1. Read about other leaders and the challenges they faced and how they solved them
I love the
book,"Strategy Rules: 5 Timeless Lessons from Bill Gates, Andy Grove and
Steve Jobs,"by Yoffie and Cusumano, as a way to jump-start your thinking.
While I have a long list of reading suggestions, for business professionals, this one provides some great insights and lessons from three of the individuals most responsible for creating our technology-driven world. For those whose preferences run to history, try "Winston Churchill: Memoirs of the Second World War," where you get an up close and personal look at the nation and world-changing problems encountered by this war-time leader.
If you don't like my suggestions, find subjects and authors who expose you to new ideas and challenge you to think differently. I encourage my coaching clients to read thought-provoking content for at least 20-minutes every day.
2. Exercise your critical thinking skills by analyzing your competitors
Study yourcompetitorsand attempt to
distill and describe their strategies and more importantly, how and where they
make money. Strive to understand the customer groups they focus on and how and
why they win and lose.
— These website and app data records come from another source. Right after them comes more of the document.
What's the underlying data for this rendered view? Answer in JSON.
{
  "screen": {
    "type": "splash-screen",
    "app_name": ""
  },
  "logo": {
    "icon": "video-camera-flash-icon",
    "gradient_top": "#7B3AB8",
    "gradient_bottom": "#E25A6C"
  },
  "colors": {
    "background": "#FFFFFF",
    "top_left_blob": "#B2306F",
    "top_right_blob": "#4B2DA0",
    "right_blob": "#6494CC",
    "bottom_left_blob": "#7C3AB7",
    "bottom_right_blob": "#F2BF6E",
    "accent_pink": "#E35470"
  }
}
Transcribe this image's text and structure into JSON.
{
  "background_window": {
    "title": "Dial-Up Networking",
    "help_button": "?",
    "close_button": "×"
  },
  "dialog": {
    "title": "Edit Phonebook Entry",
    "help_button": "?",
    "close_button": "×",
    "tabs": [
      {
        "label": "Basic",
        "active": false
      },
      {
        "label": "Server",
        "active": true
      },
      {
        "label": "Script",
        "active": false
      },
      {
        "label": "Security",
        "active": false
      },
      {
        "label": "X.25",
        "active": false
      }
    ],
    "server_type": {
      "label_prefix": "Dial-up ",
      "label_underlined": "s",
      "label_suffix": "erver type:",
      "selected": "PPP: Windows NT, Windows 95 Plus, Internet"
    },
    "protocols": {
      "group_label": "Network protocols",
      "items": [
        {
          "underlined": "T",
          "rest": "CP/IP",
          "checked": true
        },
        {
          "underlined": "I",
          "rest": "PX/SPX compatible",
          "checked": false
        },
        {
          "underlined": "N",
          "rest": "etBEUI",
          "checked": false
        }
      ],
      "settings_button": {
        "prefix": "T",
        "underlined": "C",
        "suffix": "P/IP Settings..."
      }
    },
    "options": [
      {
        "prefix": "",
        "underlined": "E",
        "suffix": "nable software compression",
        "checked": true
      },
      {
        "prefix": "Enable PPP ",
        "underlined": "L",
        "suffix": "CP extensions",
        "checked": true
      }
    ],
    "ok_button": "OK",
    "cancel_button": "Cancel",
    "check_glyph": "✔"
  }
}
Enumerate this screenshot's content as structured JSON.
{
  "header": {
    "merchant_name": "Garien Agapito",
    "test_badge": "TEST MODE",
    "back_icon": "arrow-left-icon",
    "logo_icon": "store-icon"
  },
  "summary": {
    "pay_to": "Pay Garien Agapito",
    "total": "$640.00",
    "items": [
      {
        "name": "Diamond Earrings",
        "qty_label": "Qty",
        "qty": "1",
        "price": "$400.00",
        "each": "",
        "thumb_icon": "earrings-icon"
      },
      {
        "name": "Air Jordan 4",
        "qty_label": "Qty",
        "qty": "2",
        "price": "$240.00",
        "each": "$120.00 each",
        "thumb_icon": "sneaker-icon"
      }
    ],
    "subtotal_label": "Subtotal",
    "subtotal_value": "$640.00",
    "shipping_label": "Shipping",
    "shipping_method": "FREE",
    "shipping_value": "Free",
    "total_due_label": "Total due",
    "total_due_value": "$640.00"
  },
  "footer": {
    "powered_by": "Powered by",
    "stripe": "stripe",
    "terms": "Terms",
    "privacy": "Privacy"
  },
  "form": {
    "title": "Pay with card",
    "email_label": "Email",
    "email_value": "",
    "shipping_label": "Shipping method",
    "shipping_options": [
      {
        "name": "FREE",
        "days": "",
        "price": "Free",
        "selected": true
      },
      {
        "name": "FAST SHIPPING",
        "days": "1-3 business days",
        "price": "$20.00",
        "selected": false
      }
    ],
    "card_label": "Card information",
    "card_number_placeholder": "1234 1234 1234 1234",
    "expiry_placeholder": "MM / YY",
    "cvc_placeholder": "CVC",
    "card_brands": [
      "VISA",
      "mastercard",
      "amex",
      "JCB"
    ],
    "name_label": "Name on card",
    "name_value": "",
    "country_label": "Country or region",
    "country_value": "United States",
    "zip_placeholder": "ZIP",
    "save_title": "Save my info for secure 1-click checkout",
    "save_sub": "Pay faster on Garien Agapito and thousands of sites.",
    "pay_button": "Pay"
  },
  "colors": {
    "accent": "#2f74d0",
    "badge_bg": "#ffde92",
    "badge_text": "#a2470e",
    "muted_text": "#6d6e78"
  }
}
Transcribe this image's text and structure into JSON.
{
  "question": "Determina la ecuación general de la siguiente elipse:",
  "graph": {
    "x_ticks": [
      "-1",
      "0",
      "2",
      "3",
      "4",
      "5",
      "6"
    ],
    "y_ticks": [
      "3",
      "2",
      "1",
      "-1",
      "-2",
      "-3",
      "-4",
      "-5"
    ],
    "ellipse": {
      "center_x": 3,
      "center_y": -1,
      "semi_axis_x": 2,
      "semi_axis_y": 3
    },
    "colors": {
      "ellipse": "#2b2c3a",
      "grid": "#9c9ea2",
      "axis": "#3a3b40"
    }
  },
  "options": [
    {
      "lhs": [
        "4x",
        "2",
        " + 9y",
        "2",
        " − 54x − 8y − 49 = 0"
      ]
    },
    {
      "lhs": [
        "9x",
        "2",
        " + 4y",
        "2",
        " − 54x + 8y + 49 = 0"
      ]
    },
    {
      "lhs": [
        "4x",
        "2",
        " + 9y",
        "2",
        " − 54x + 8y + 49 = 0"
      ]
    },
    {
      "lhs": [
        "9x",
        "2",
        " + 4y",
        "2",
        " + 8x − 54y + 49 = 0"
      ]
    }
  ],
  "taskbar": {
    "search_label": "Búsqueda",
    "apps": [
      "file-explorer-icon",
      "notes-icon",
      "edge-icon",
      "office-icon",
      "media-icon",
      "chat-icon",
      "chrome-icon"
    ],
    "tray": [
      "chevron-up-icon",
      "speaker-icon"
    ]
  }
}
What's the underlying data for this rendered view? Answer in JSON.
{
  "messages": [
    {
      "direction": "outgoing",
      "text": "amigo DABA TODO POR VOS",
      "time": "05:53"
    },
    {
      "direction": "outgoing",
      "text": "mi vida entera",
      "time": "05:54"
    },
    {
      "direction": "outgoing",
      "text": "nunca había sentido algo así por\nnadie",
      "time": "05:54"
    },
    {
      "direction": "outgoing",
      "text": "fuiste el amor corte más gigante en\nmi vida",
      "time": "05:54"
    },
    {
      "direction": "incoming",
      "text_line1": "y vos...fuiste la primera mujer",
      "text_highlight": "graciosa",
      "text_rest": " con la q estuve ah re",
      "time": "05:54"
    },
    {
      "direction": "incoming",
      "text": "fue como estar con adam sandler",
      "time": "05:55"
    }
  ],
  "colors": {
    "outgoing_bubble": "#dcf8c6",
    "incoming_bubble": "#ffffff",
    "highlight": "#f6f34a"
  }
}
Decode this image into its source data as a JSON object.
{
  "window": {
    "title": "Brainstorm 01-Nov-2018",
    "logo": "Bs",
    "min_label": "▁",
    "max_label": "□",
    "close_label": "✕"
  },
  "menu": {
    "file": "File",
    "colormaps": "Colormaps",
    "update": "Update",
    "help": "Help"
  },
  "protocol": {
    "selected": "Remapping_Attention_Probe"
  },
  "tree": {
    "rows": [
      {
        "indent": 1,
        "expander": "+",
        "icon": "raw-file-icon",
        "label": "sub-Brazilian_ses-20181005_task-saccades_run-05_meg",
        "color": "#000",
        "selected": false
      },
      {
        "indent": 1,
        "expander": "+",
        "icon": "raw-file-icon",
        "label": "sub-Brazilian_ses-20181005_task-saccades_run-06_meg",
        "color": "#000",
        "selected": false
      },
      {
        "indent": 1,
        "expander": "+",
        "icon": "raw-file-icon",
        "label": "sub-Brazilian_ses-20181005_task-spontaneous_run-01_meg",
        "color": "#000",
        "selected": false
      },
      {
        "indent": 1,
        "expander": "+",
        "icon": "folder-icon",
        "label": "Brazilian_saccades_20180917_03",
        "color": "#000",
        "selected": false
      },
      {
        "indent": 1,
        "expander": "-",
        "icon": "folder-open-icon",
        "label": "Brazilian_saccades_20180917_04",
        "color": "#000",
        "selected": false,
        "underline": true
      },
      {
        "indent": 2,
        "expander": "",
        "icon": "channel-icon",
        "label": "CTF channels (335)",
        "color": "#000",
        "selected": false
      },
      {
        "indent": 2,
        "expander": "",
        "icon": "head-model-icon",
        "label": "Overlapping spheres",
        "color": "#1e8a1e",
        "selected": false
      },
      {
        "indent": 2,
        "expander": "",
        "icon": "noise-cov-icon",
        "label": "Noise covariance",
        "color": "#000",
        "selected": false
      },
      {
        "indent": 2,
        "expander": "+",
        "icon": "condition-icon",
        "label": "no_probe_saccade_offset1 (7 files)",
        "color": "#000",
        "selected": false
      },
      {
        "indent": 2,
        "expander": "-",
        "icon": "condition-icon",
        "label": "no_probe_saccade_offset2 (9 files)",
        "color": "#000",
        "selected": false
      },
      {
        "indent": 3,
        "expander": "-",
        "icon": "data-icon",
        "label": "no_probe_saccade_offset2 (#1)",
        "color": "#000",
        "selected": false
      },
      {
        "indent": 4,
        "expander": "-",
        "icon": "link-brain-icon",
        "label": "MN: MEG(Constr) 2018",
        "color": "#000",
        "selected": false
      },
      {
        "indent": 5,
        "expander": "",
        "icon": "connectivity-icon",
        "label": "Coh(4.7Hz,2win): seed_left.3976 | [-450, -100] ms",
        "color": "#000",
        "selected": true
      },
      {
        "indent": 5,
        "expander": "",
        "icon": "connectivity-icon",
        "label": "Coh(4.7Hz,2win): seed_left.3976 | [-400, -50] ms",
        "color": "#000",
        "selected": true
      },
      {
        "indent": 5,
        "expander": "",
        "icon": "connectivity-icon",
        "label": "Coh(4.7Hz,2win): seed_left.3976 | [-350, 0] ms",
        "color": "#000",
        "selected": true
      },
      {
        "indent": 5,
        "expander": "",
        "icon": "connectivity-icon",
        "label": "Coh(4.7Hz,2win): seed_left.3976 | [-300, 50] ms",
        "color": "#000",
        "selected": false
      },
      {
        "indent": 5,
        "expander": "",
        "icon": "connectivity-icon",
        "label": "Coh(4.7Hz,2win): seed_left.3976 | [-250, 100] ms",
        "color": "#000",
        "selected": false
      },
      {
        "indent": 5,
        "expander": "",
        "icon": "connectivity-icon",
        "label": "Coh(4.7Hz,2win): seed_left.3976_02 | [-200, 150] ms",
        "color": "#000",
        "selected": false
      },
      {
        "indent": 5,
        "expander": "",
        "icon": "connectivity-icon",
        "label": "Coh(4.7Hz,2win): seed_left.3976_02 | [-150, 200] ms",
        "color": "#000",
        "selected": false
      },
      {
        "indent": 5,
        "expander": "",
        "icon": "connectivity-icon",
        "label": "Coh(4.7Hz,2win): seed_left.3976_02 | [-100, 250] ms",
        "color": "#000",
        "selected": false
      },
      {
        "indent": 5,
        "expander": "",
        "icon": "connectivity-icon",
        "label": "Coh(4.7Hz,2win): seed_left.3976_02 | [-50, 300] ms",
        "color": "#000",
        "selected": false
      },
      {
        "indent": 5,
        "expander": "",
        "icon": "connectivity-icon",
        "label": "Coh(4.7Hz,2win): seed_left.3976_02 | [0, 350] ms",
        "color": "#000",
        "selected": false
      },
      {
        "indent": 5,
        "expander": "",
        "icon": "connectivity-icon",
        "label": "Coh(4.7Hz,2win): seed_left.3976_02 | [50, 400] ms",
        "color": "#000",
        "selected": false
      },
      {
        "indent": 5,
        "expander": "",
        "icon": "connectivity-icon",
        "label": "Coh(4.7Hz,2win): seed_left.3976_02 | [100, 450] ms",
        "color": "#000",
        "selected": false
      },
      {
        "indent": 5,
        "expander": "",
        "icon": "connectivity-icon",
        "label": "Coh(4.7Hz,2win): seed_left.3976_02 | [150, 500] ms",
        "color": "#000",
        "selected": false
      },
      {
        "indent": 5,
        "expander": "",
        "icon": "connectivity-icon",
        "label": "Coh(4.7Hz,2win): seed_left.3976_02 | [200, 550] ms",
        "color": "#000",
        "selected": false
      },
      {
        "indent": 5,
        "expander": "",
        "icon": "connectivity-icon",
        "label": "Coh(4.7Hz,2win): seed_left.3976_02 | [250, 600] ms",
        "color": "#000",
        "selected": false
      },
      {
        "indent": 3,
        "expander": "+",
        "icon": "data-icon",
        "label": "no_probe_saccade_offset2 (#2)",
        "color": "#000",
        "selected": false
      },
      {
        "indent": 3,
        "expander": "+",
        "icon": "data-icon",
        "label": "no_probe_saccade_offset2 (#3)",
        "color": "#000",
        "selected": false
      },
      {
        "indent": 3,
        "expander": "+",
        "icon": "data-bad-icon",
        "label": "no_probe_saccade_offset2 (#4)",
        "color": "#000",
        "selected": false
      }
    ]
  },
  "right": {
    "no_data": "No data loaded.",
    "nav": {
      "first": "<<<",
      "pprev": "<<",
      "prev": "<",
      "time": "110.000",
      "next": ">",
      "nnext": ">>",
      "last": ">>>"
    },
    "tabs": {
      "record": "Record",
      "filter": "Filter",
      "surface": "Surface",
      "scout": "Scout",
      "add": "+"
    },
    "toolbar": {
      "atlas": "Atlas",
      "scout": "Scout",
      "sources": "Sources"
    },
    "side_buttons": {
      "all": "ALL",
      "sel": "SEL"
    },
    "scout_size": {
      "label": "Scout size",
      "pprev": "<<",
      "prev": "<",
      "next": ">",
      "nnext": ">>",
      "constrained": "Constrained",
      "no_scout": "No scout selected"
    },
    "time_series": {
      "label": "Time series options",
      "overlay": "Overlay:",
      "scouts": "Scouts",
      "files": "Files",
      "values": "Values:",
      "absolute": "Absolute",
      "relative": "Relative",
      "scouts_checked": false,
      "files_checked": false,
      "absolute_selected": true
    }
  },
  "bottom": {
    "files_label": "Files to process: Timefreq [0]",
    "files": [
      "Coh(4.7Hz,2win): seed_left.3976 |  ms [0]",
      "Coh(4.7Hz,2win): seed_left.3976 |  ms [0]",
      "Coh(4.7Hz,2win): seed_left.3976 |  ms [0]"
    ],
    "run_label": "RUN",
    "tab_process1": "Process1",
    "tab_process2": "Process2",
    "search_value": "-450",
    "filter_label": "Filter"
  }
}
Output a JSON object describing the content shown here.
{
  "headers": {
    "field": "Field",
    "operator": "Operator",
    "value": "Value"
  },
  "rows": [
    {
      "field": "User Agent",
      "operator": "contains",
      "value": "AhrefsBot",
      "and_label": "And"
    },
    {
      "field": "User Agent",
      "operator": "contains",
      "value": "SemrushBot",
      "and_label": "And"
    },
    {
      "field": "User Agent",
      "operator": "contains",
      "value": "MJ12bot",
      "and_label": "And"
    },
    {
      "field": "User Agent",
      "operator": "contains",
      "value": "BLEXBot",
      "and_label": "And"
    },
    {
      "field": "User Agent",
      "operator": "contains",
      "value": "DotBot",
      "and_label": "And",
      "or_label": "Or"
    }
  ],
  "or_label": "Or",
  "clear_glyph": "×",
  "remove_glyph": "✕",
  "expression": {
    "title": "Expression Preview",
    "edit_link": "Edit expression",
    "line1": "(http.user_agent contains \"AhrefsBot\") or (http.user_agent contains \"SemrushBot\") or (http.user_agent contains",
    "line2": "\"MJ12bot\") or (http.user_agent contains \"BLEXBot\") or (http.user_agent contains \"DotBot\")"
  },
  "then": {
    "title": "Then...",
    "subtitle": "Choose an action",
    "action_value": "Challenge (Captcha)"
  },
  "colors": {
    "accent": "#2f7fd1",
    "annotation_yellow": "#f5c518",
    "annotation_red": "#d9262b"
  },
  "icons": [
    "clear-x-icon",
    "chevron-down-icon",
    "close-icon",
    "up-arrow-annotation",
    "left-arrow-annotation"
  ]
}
Do the same for your own firm and identify opportunities
for your firm to beat the competitors.
Engage your customer-facing colleagues in
this exercise to gain their insights on competitor strategies and
opportunities. This type of intelligence gathering and analysis is an excellent
exercise for your entire team.
3. Find an orphan problem and adopt
In every organization, there are annoying problems no one claims as their own. Identify an orphan problem and ask for your boss's support in tackling it. For issues that cross functions, you'll need to pull together a team. Guide your team through the process of analyzing the problem, interviewing key stakeholders and developing potential solutions. In addition to gaining visibility as a leader and problem-solver, you will be exercising all 4 of your core professional skill sets with this activity!
4. Figure out what keeps executives in your firm awake at night
Invite your boss or an executive to lunch and ask
questions about thestrategy and directionof the firm. Strive to understand the
big challenges they see for the firm and ask for their views on the ideal
strategy and key actions. You will gain invaluable insight into the big issues
surrounding the firm's future and you will walk away with a better
understanding of the complex challenges senior leaders grapple with on a daily
5. Put a team on it
Guide your team throughstructured problem-solution development activities.Work with your team to assess problems from multiple viewpoints and develop alternative solutions. For example, a competitor’s announcement might be viewed as a threat. While you should guide the team through data gathering, analysis and countermeasure development, try also framing the situation as an opportunity. By launching a new offering, your competitor is investing resources in one area. Does this mean they will be saying no to other segments or stretched thin to defend their legacy offerings? Learning to re-frame issues and problems and to develop multiple solution sets depending upon the frame, is a powerful use of your critical thinking skills.
6. Start and maintain a journal to chart your successes and mistakes
I encourage all of my coaching clients to log key decisions and expected outcomes and to reference these entries over time. By examining your assumptions and logic and comparing expected to actual outcomes, you gain insight into your own decision-making and critical thinking strengths and weaknesses.